Of all the movies I’ve seen so far this year, Linklater, Delpy and Hawke’s Before Midnight (after three movies I think it’s fair to credit authorship severally) is the one that has stuck in my brain the longest. In it, we catch up with the lovers from Before Sunrise (1995) and Before Sunset (2004) as they reach the end of an idyllic vacation in Greece. Hawke’s Jesse is wondering whether he should try and spend more time with his teenage son who lives with his mother in the States. Delpy’s Celine is about to start a dream job back in Paris where they currently reside with their two adorable daughters.
They are at a crossroads but, as the film makes clear, when are we ever not?
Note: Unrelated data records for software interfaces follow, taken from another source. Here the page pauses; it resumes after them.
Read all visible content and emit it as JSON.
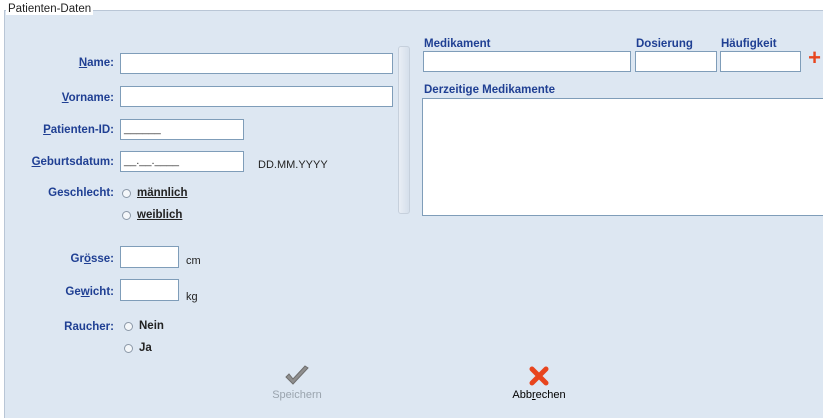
{
  "group": {
    "title": "Patienten-Daten"
  },
  "form": {
    "name": {
      "label": "Name:",
      "value": ""
    },
    "vorname": {
      "label": "Vorname:",
      "value": ""
    },
    "patient_id": {
      "label": "Patienten-ID:",
      "mask": "______"
    },
    "birthdate": {
      "label": "Geburtsdatum:",
      "mask": "__.__.____",
      "format_hint": "DD.MM.YYYY"
    },
    "gender": {
      "label": "Geschlecht:",
      "options": [
        "männlich",
        "weiblich"
      ],
      "selected": null
    },
    "height": {
      "label": "Grösse:",
      "value": "",
      "unit": "cm"
    },
    "weight": {
      "label": "Gewicht:",
      "value": "",
      "unit": "kg"
    },
    "smoker": {
      "label": "Raucher:",
      "options": [
        "Nein",
        "Ja"
      ],
      "selected": null
    }
  },
  "medication": {
    "col_medikament": "Medikament",
    "col_dosierung": "Dosierung",
    "col_haeufigkeit": "Häufigkeit",
    "add_icon": "plus-icon",
    "current_label": "Derzeitige Medikamente",
    "current_items": []
  },
  "buttons": {
    "save_label": "Speichern",
    "save_enabled": false,
    "save_icon": "checkmark-icon",
    "cancel_label": "Abbrechen",
    "cancel_icon": "close-icon"
  },
  "colors": {
    "label_blue": "#1f3f93",
    "panel_bg": "#dde7f2",
    "add_orange": "#e8451e",
    "cancel_red": "#e8451e"
  }
}
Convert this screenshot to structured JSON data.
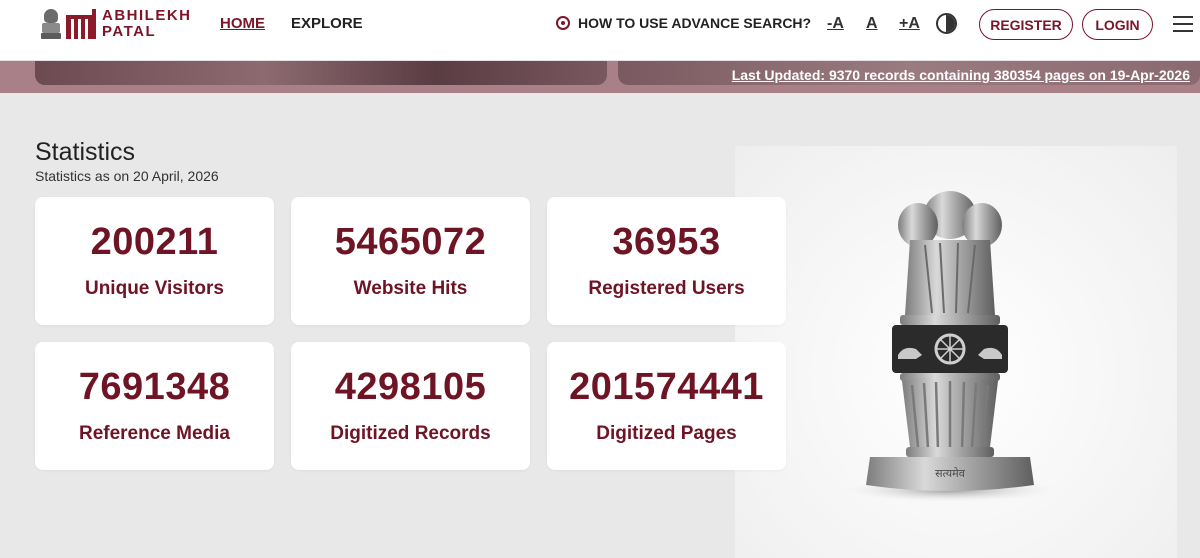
{
  "header": {
    "logo_line1": "ABHILEKH",
    "logo_line2": "PATAL",
    "nav": {
      "home": "HOME",
      "explore": "EXPLORE"
    },
    "help_link": "HOW TO USE ADVANCE SEARCH?",
    "font_size": {
      "decrease": "-A",
      "normal": "A",
      "increase": "+A"
    },
    "register_label": "REGISTER",
    "login_label": "LOGIN"
  },
  "banner": {
    "last_updated": "Last Updated: 9370 records containing 380354 pages on 19-Apr-2026"
  },
  "statistics": {
    "title": "Statistics",
    "subtitle_prefix": "Statistics as on ",
    "subtitle_day": "20",
    "subtitle_month": " April, ",
    "subtitle_year": "2026",
    "cards": [
      {
        "value": "200211",
        "label": "Unique Visitors"
      },
      {
        "value": "5465072",
        "label": "Website Hits"
      },
      {
        "value": "36953",
        "label": "Registered Users"
      },
      {
        "value": "7691348",
        "label": "Reference Media"
      },
      {
        "value": "4298105",
        "label": "Digitized Records"
      },
      {
        "value": "201574441",
        "label": "Digitized Pages"
      }
    ]
  },
  "emblem": {
    "base_text": "सत्यमेव"
  },
  "colors": {
    "brand": "#7a1628",
    "card_text": "#6e1424",
    "background": "#e8e8e8",
    "banner": "#a98088"
  }
}
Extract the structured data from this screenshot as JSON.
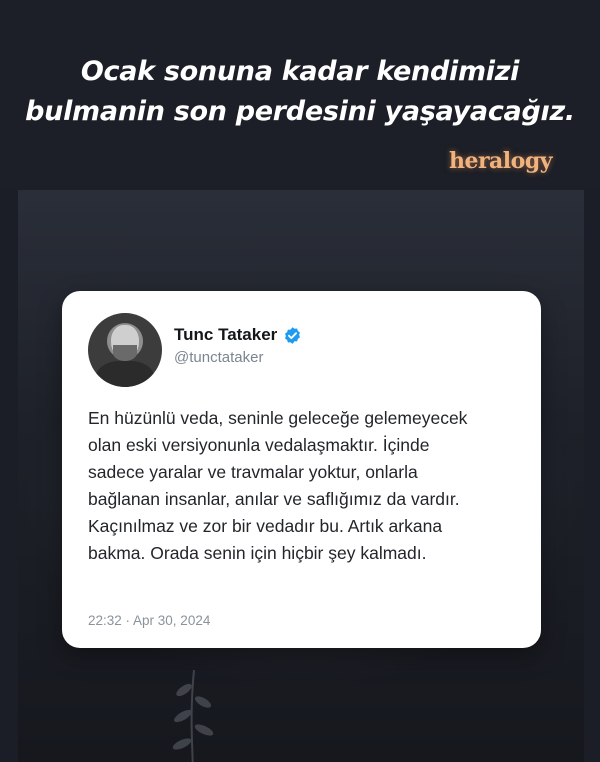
{
  "headline": {
    "line1": "Ocak sonuna kadar kendimizi",
    "line2": "bulmanin son perdesini yaşayacağız."
  },
  "brand": "heralogy",
  "tweet": {
    "author_name": "Tunc Tataker",
    "handle": "@tunctataker",
    "verified": true,
    "lines": [
      "En hüzünlü veda, seninle geleceğe gelemeyecek",
      "olan eski versiyonunla vedalaşmaktır. İçinde",
      "sadece yaralar ve travmalar yoktur, onlarla",
      "bağlanan insanlar, anılar ve saflığımız da vardır.",
      "Kaçınılmaz ve zor bir vedadır bu. Artık arkana",
      "bakma. Orada senin için hiçbir şey kalmadı."
    ],
    "timestamp": "22:32 · Apr 30, 2024"
  },
  "icons": {
    "verified": "verified-badge-icon",
    "avatar": "profile-photo"
  },
  "colors": {
    "background": "#1b1e26",
    "brand": "#f0b37e",
    "verified": "#1d9bf0"
  }
}
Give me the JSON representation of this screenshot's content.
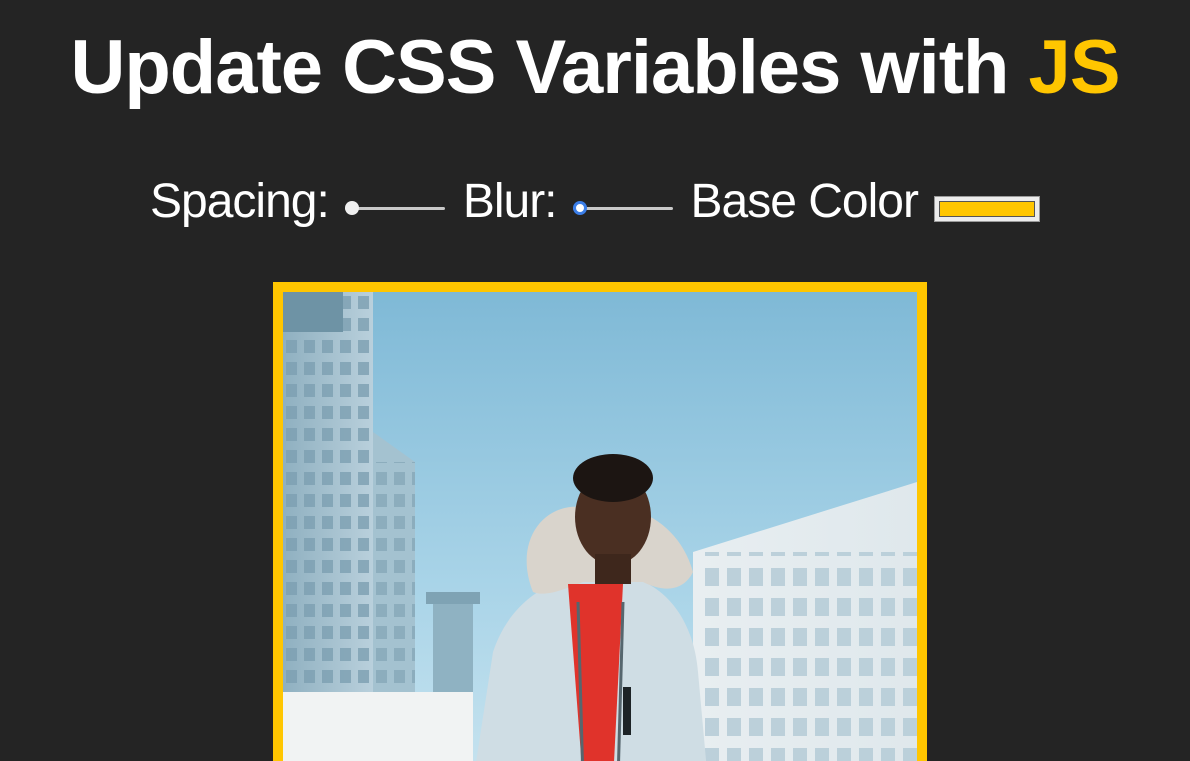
{
  "heading": {
    "text": "Update CSS Variables with ",
    "highlight": "JS"
  },
  "controls": {
    "spacing_label": "Spacing:",
    "spacing_value_fraction": 0.0,
    "blur_label": "Blur:",
    "blur_value_fraction": 0.0,
    "base_color_label": "Base Color",
    "base_color_value": "#ffc600"
  },
  "colors": {
    "background": "#242424",
    "accent": "#ffc600",
    "text": "#ffffff"
  },
  "photo": {
    "icon": "photo-image"
  }
}
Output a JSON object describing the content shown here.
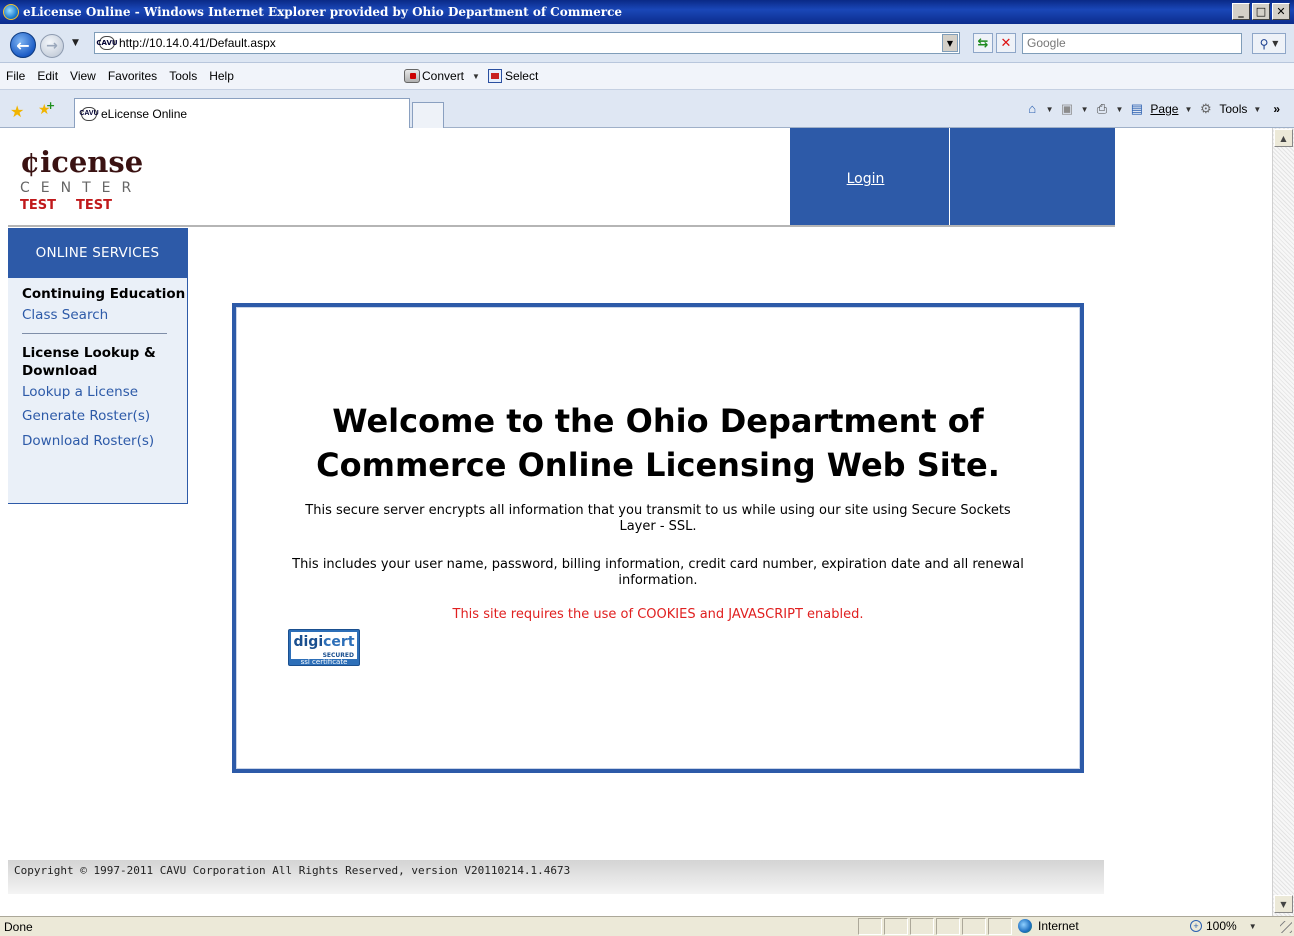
{
  "window": {
    "title": "eLicense Online - Windows Internet Explorer provided by Ohio Department of Commerce",
    "controls": [
      "_",
      "□",
      "✕"
    ]
  },
  "address": {
    "url": "http://10.14.0.41/Default.aspx",
    "search_placeholder": "Google"
  },
  "menu": {
    "items": [
      {
        "label": "File"
      },
      {
        "label": "Edit"
      },
      {
        "label": "View"
      },
      {
        "label": "Favorites"
      },
      {
        "label": "Tools"
      },
      {
        "label": "Help"
      }
    ],
    "convert_label": "Convert",
    "select_label": "Select"
  },
  "tabs": {
    "active_tab": "eLicense Online",
    "page_label": "Page",
    "tools_label": "Tools"
  },
  "site": {
    "logo_word": "¢icense",
    "logo_sub": "CENTER",
    "logo_test_1": "TEST",
    "logo_test_2": "TEST",
    "login_label": "Login"
  },
  "sidenav": {
    "header": "ONLINE SERVICES",
    "section1": "Continuing Education",
    "class_search": "Class Search",
    "section2": "License Lookup & Download",
    "lookup": "Lookup a License",
    "generate": "Generate Roster(s)",
    "download": "Download Roster(s)"
  },
  "welcome": {
    "title": "Welcome to the Ohio Department of Commerce Online Licensing Web Site.",
    "para1": "This secure server encrypts all information that you transmit to us while using our site using Secure Sockets Layer - SSL.",
    "para2": "This includes your user name, password, billing information, credit card number, expiration date and all renewal information.",
    "warning": "This site requires the use of COOKIES and JAVASCRIPT enabled.",
    "warning_color": "#e02020",
    "badge_word_1": "digi",
    "badge_word_2": "cert",
    "badge_secured": "SECURED",
    "badge_sub": "ssl certificate"
  },
  "footer": {
    "copyright": "Copyright © 1997-2011 CAVU Corporation All Rights Reserved, version V20110214.1.4673"
  },
  "status": {
    "text": "Done",
    "zone": "Internet",
    "zoom": "100%"
  },
  "colors": {
    "brand_blue": "#2d5aa8",
    "logo_red": "#c0191b"
  }
}
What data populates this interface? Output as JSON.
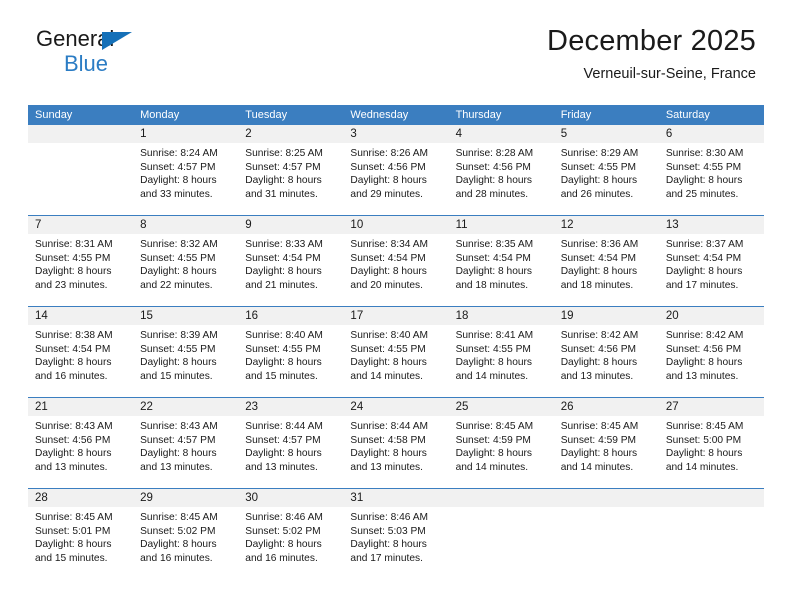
{
  "brand": {
    "name_top": "General",
    "name_bottom": "Blue",
    "accent_color": "#2b7cc4",
    "triangle_color": "#1570b8"
  },
  "header": {
    "title": "December 2025",
    "subtitle": "Verneuil-sur-Seine, France"
  },
  "calendar": {
    "header_bg": "#3b7ec0",
    "daynum_bg": "#f1f1f1",
    "weekdays": [
      "Sunday",
      "Monday",
      "Tuesday",
      "Wednesday",
      "Thursday",
      "Friday",
      "Saturday"
    ],
    "weeks": [
      [
        {
          "day": "",
          "sunrise": "",
          "sunset": "",
          "daylight": ""
        },
        {
          "day": "1",
          "sunrise": "Sunrise: 8:24 AM",
          "sunset": "Sunset: 4:57 PM",
          "daylight": "Daylight: 8 hours and 33 minutes."
        },
        {
          "day": "2",
          "sunrise": "Sunrise: 8:25 AM",
          "sunset": "Sunset: 4:57 PM",
          "daylight": "Daylight: 8 hours and 31 minutes."
        },
        {
          "day": "3",
          "sunrise": "Sunrise: 8:26 AM",
          "sunset": "Sunset: 4:56 PM",
          "daylight": "Daylight: 8 hours and 29 minutes."
        },
        {
          "day": "4",
          "sunrise": "Sunrise: 8:28 AM",
          "sunset": "Sunset: 4:56 PM",
          "daylight": "Daylight: 8 hours and 28 minutes."
        },
        {
          "day": "5",
          "sunrise": "Sunrise: 8:29 AM",
          "sunset": "Sunset: 4:55 PM",
          "daylight": "Daylight: 8 hours and 26 minutes."
        },
        {
          "day": "6",
          "sunrise": "Sunrise: 8:30 AM",
          "sunset": "Sunset: 4:55 PM",
          "daylight": "Daylight: 8 hours and 25 minutes."
        }
      ],
      [
        {
          "day": "7",
          "sunrise": "Sunrise: 8:31 AM",
          "sunset": "Sunset: 4:55 PM",
          "daylight": "Daylight: 8 hours and 23 minutes."
        },
        {
          "day": "8",
          "sunrise": "Sunrise: 8:32 AM",
          "sunset": "Sunset: 4:55 PM",
          "daylight": "Daylight: 8 hours and 22 minutes."
        },
        {
          "day": "9",
          "sunrise": "Sunrise: 8:33 AM",
          "sunset": "Sunset: 4:54 PM",
          "daylight": "Daylight: 8 hours and 21 minutes."
        },
        {
          "day": "10",
          "sunrise": "Sunrise: 8:34 AM",
          "sunset": "Sunset: 4:54 PM",
          "daylight": "Daylight: 8 hours and 20 minutes."
        },
        {
          "day": "11",
          "sunrise": "Sunrise: 8:35 AM",
          "sunset": "Sunset: 4:54 PM",
          "daylight": "Daylight: 8 hours and 18 minutes."
        },
        {
          "day": "12",
          "sunrise": "Sunrise: 8:36 AM",
          "sunset": "Sunset: 4:54 PM",
          "daylight": "Daylight: 8 hours and 18 minutes."
        },
        {
          "day": "13",
          "sunrise": "Sunrise: 8:37 AM",
          "sunset": "Sunset: 4:54 PM",
          "daylight": "Daylight: 8 hours and 17 minutes."
        }
      ],
      [
        {
          "day": "14",
          "sunrise": "Sunrise: 8:38 AM",
          "sunset": "Sunset: 4:54 PM",
          "daylight": "Daylight: 8 hours and 16 minutes."
        },
        {
          "day": "15",
          "sunrise": "Sunrise: 8:39 AM",
          "sunset": "Sunset: 4:55 PM",
          "daylight": "Daylight: 8 hours and 15 minutes."
        },
        {
          "day": "16",
          "sunrise": "Sunrise: 8:40 AM",
          "sunset": "Sunset: 4:55 PM",
          "daylight": "Daylight: 8 hours and 15 minutes."
        },
        {
          "day": "17",
          "sunrise": "Sunrise: 8:40 AM",
          "sunset": "Sunset: 4:55 PM",
          "daylight": "Daylight: 8 hours and 14 minutes."
        },
        {
          "day": "18",
          "sunrise": "Sunrise: 8:41 AM",
          "sunset": "Sunset: 4:55 PM",
          "daylight": "Daylight: 8 hours and 14 minutes."
        },
        {
          "day": "19",
          "sunrise": "Sunrise: 8:42 AM",
          "sunset": "Sunset: 4:56 PM",
          "daylight": "Daylight: 8 hours and 13 minutes."
        },
        {
          "day": "20",
          "sunrise": "Sunrise: 8:42 AM",
          "sunset": "Sunset: 4:56 PM",
          "daylight": "Daylight: 8 hours and 13 minutes."
        }
      ],
      [
        {
          "day": "21",
          "sunrise": "Sunrise: 8:43 AM",
          "sunset": "Sunset: 4:56 PM",
          "daylight": "Daylight: 8 hours and 13 minutes."
        },
        {
          "day": "22",
          "sunrise": "Sunrise: 8:43 AM",
          "sunset": "Sunset: 4:57 PM",
          "daylight": "Daylight: 8 hours and 13 minutes."
        },
        {
          "day": "23",
          "sunrise": "Sunrise: 8:44 AM",
          "sunset": "Sunset: 4:57 PM",
          "daylight": "Daylight: 8 hours and 13 minutes."
        },
        {
          "day": "24",
          "sunrise": "Sunrise: 8:44 AM",
          "sunset": "Sunset: 4:58 PM",
          "daylight": "Daylight: 8 hours and 13 minutes."
        },
        {
          "day": "25",
          "sunrise": "Sunrise: 8:45 AM",
          "sunset": "Sunset: 4:59 PM",
          "daylight": "Daylight: 8 hours and 14 minutes."
        },
        {
          "day": "26",
          "sunrise": "Sunrise: 8:45 AM",
          "sunset": "Sunset: 4:59 PM",
          "daylight": "Daylight: 8 hours and 14 minutes."
        },
        {
          "day": "27",
          "sunrise": "Sunrise: 8:45 AM",
          "sunset": "Sunset: 5:00 PM",
          "daylight": "Daylight: 8 hours and 14 minutes."
        }
      ],
      [
        {
          "day": "28",
          "sunrise": "Sunrise: 8:45 AM",
          "sunset": "Sunset: 5:01 PM",
          "daylight": "Daylight: 8 hours and 15 minutes."
        },
        {
          "day": "29",
          "sunrise": "Sunrise: 8:45 AM",
          "sunset": "Sunset: 5:02 PM",
          "daylight": "Daylight: 8 hours and 16 minutes."
        },
        {
          "day": "30",
          "sunrise": "Sunrise: 8:46 AM",
          "sunset": "Sunset: 5:02 PM",
          "daylight": "Daylight: 8 hours and 16 minutes."
        },
        {
          "day": "31",
          "sunrise": "Sunrise: 8:46 AM",
          "sunset": "Sunset: 5:03 PM",
          "daylight": "Daylight: 8 hours and 17 minutes."
        },
        {
          "day": "",
          "sunrise": "",
          "sunset": "",
          "daylight": ""
        },
        {
          "day": "",
          "sunrise": "",
          "sunset": "",
          "daylight": ""
        },
        {
          "day": "",
          "sunrise": "",
          "sunset": "",
          "daylight": ""
        }
      ]
    ]
  }
}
Delpy is magnificent, creating a wondrous, beautiful, insecure, infuriating and righteous woman who is simultaneously proud and frustrated at the role she has found herself playing. Watching her I was thinking about a couple of relationships of mine that I ended. Maybe I was a little bit hasty. Maybe I wasn’t really listening.
The fortunes of the Western rise with the tide of American cinema. During the 70’s indie renaissance we got rugged classics like The Great Northfield Minnesota Raid and The Long Riders, then in the 80’s and 90’s Clint Eastwood re-examined his own mythic West in Pale Rider and Unforgiven . (The less said about Young Guns 1 and 2 the better.)
The past 12 months have offered us two Westerns that are as good as any of the last 30 years: The Assassination of Jesse James and James Mangold’s homage to the classic 3:10 to Yuma which opened in Wellington last week.
Yuma is a story (by Elmore Leonard) with great bones: poor, honest, rancher Christian Bale is suffering because of the drought and for $200 takes on the desperate task of escorting captured outlaw Russell Crowe to Contention City, where he will catch the eponymous train to the gallows.
But Crowe’s gang are on the way to liberate him and Bale’s support is dwindling to nothing. The tension rises as the clock ticks towards three o’clock.